Since we will all be in our birthday suits, the onsens are separated into two sections — one for men and one for women. This ensures privacy and reassurance, especially if you’re a bit shy about showing your naked bits like me.
At Spa World, the onsens are also categorised into two themes: the Asian-themed onsens for women and European-themed onsens for men. I was quite bummed about this because when I looked at the pictures of the onsens on their website, I was most attracted to the Asian-themed onsens but it didn’t matter because I ended up enjoying the European onsens.
ENTERING THE ONSEN
Upon entering the women’s section on the 4th floor, I arrived at the locker room. Keeping my eyes averted from the naked bodies, I went to a locker away from the entrance and stored my affairs. This locker also works like the shoe lockers so be sure to have your ¥100 at hand. When you’ve locked your locker, take the locker key with you and wear the wristband that is attached to the key.
There are also hand and bath towels somewhere in the locker room if you need any.
Photography is strictly not allowed beyond this point for obvious reasons. If you’re curious to see what the onsens look like, take a look at the Spa World website.
HOW WAS MY FIRST JAPANESE ONSEN EXPERIENCE?
Really good. In fact, better than I expected and I ended up staying for the entire half of the day.
At the beginning when I entered the onsen area, I covered myself with a skimpy bath towel. However, I soon started to feel awkward considering that everyone else was fully naked and they were all staring at this weird girl who is covered. They must think to themselves, “She must be a peeping pervert.” Needless to say, I quickly got comfortable being in the same state that my mother saw me for the first time and I let the hot steam carry my stress away.
My favourite were the ‘Finland’ and ‘Spain’ sections.

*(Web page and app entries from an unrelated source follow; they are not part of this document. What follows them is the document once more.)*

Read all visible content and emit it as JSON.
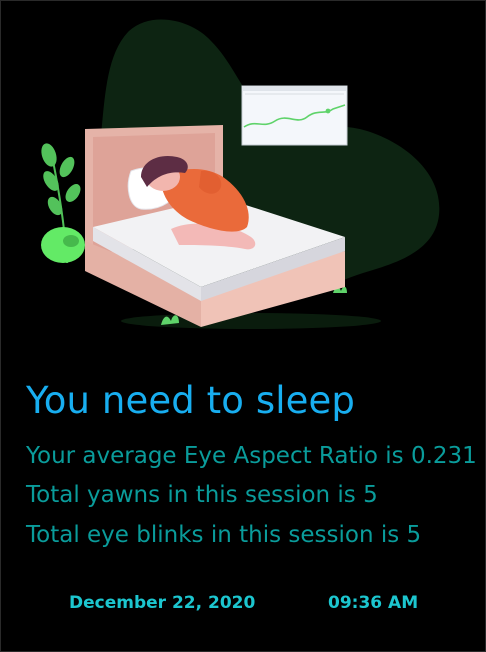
{
  "headline": "You need to sleep",
  "stats": {
    "ear": "Your average Eye Aspect Ratio is 0.231",
    "yawns": "Total yawns in this session is 5",
    "blinks": "Total eye blinks in this session is 5"
  },
  "footer": {
    "date": "December 22, 2020",
    "time": "09:36 AM"
  },
  "colors": {
    "background": "#000000",
    "headline": "#18aef0",
    "stats": "#0a9c9b",
    "footer": "#1cc6cf"
  },
  "icons": [
    "sleeping-person-illustration",
    "monitor-chart-icon",
    "plant-icon"
  ]
}
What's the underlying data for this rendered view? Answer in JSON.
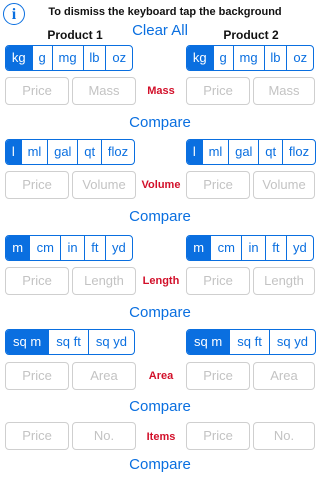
{
  "header": {
    "info_glyph": "i",
    "hint": "To dismiss the keyboard tap the background",
    "product1": "Product 1",
    "product2": "Product 2",
    "clear_all": "Clear All"
  },
  "mass": {
    "label": "Mass",
    "units": [
      "kg",
      "g",
      "mg",
      "lb",
      "oz"
    ],
    "selected_p1": "kg",
    "selected_p2": "kg",
    "price_placeholder": "Price",
    "qty_placeholder": "Mass",
    "compare": "Compare"
  },
  "volume": {
    "label": "Volume",
    "units": [
      "l",
      "ml",
      "gal",
      "qt",
      "floz"
    ],
    "selected_p1": "l",
    "selected_p2": "l",
    "price_placeholder": "Price",
    "qty_placeholder": "Volume",
    "compare": "Compare"
  },
  "length": {
    "label": "Length",
    "units": [
      "m",
      "cm",
      "in",
      "ft",
      "yd"
    ],
    "selected_p1": "m",
    "selected_p2": "m",
    "price_placeholder": "Price",
    "qty_placeholder": "Length",
    "compare": "Compare"
  },
  "area": {
    "label": "Area",
    "units": [
      "sq m",
      "sq ft",
      "sq yd"
    ],
    "selected_p1": "sq m",
    "selected_p2": "sq m",
    "price_placeholder": "Price",
    "qty_placeholder": "Area",
    "compare": "Compare"
  },
  "items": {
    "label": "Items",
    "price_placeholder": "Price",
    "qty_placeholder": "No.",
    "compare": "Compare"
  },
  "colors": {
    "accent": "#0a6fe0",
    "category": "#d2102a",
    "placeholder": "#c3c3c3"
  }
}
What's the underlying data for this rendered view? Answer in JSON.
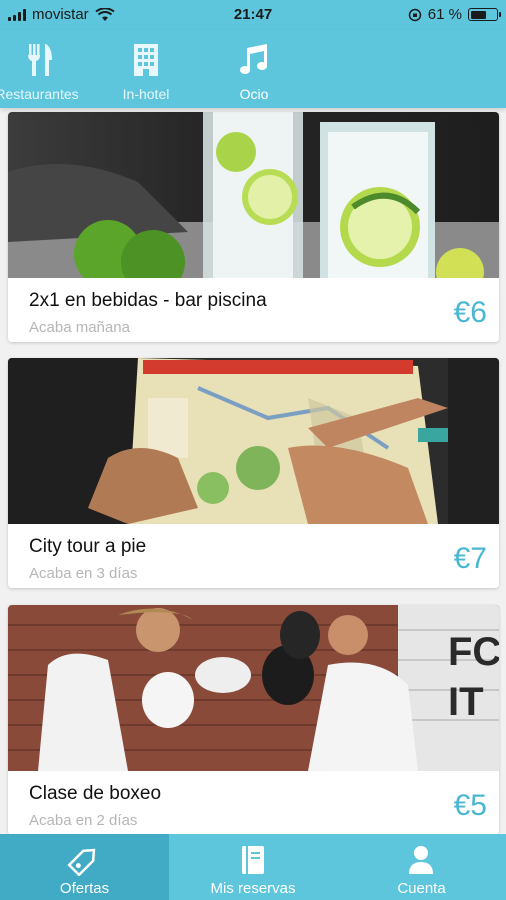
{
  "status_bar": {
    "carrier": "movistar",
    "time": "21:47",
    "battery_text": "61 %",
    "battery_level": 0.61
  },
  "top_tabs": [
    {
      "label": "Restaurantes",
      "icon": "fork-knife-icon",
      "active": false
    },
    {
      "label": "In-hotel",
      "icon": "building-icon",
      "active": false
    },
    {
      "label": "Ocio",
      "icon": "music-note-icon",
      "active": true
    }
  ],
  "offers": [
    {
      "title": "2x1 en bebidas - bar piscina",
      "subtitle": "Acaba mañana",
      "price": "€6",
      "image": "drinks-photo"
    },
    {
      "title": "City tour a pie",
      "subtitle": "Acaba en 3 días",
      "price": "€7",
      "image": "city-map-photo"
    },
    {
      "title": "Clase de boxeo",
      "subtitle": "Acaba en 2 días",
      "price": "€5",
      "image": "boxing-photo"
    }
  ],
  "bottom_nav": [
    {
      "label": "Ofertas",
      "icon": "tag-icon",
      "active": true
    },
    {
      "label": "Mis reservas",
      "icon": "book-icon",
      "active": false
    },
    {
      "label": "Cuenta",
      "icon": "user-icon",
      "active": false
    }
  ],
  "colors": {
    "brand": "#5ec6dc",
    "brand_active": "#41abc5",
    "price": "#4ab7d2"
  }
}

The former had little private hot tubs you can soak in and the latter was outdoors with a nice waterfall. There are also eateries, massage areas and bathing areas in the onsen and spa.
I also love the fact that guests did not need to prepare anything! Bath and hand towels, shampoos and soaps, and even basic toiletries such as lotion and face cream are provided. You can find these at the bathing area and vanity area.
EATERIES AND OTHER FACILITIES
There are restaurants and dessert stands on the 3rd floor at Spa World, together with the hot stone sauna facility. As expected, the food at the restaurants at Spa World was a bit pricier than outside but still affordable. For reference, we paid about ¥2000 for lunch when normally we pay about ¥1000 for both of us (click here to find out how we ate affordably and well in Japan).
At the very top floor, there is a swimming pool and gym. If you feel like the naked onsen is not your scene, you can bring your bathing suits and take a swim at Spa World as well.
For those of you with younger children, there is a Kids’ Zone at the same floor as the women’s onsens and I saw a lot of excited children running around in sauna robes. So this is actually a fun family activity that you can do together as a family!
HOW TO USE A JAPANESE ONSEN/ PUBLIC BATH
For more information on the proper etiquette on how to use a Japanese onsen and/or public bath, I’ve created this visual guide below. Bonus: it’s pinnable to Pinterest!
So there you go! My very first experience at a Japanese onsen and public bath. I hope you enjoyed reading this as much as I enjoyed the experience, and if you did, make sure you share and even let me know what you think! Until the next adventure!